= TASK TO CARRY OUT =
Scan the material below for the string "Nombre". Report every line that has it.

= LISTED RECORDS =
------------------------------------
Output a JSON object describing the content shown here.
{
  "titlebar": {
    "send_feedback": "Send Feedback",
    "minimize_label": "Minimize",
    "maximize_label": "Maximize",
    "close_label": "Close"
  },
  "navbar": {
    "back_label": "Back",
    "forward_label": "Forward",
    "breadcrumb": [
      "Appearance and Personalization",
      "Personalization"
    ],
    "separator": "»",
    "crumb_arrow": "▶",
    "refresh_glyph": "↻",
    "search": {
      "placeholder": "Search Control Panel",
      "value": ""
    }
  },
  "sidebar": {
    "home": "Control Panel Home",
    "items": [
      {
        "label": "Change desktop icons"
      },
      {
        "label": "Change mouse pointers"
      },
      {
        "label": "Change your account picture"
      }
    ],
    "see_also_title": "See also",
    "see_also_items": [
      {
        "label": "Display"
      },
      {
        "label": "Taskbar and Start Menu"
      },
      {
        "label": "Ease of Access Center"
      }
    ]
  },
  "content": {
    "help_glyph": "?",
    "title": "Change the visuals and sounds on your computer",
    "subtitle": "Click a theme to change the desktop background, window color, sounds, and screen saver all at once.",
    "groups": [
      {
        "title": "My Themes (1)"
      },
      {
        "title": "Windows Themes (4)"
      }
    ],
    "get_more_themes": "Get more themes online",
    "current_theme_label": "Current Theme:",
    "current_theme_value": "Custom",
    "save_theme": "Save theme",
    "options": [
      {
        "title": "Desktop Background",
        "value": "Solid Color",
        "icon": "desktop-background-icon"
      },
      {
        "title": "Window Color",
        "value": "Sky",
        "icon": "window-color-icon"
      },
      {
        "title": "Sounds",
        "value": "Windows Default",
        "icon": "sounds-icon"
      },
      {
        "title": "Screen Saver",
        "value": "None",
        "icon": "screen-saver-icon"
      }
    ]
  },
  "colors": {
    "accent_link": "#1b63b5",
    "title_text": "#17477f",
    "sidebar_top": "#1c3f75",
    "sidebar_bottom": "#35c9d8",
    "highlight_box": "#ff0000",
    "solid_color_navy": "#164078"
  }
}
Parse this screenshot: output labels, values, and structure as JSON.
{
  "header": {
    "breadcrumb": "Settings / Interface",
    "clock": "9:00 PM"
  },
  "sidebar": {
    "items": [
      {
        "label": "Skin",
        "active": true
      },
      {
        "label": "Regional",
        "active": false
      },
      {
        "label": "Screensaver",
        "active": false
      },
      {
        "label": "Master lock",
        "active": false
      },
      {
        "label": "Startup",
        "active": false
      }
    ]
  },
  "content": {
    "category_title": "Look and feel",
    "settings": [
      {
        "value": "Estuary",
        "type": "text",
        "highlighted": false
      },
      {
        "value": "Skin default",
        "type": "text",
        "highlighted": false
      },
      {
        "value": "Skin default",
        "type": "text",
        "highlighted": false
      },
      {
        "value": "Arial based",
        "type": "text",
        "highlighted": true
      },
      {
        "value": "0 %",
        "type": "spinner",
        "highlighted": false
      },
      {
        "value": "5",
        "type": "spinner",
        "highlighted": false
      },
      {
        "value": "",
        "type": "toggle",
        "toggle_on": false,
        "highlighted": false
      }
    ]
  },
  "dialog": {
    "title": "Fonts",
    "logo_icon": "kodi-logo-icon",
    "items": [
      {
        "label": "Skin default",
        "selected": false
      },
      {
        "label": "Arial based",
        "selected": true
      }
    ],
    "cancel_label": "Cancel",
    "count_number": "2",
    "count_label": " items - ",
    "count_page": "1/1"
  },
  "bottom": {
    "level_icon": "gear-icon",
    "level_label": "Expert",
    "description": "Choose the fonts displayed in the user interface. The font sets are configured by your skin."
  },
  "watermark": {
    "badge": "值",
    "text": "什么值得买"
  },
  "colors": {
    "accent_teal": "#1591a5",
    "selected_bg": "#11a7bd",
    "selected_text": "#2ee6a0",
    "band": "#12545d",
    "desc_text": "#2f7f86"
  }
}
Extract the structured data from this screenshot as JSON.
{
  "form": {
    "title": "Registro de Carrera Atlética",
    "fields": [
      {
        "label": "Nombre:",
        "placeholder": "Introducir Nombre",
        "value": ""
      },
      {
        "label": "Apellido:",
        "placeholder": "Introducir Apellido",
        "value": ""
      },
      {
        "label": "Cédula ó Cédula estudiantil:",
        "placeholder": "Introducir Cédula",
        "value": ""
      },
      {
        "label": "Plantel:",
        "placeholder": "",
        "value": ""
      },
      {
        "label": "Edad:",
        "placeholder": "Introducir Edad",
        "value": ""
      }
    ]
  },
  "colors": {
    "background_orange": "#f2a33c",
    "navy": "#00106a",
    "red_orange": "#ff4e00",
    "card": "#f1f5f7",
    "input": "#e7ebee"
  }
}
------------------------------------
= WRITTEN REPLY =
        "label": "Nombre:",
        "placeholder": "Introducir Nombre",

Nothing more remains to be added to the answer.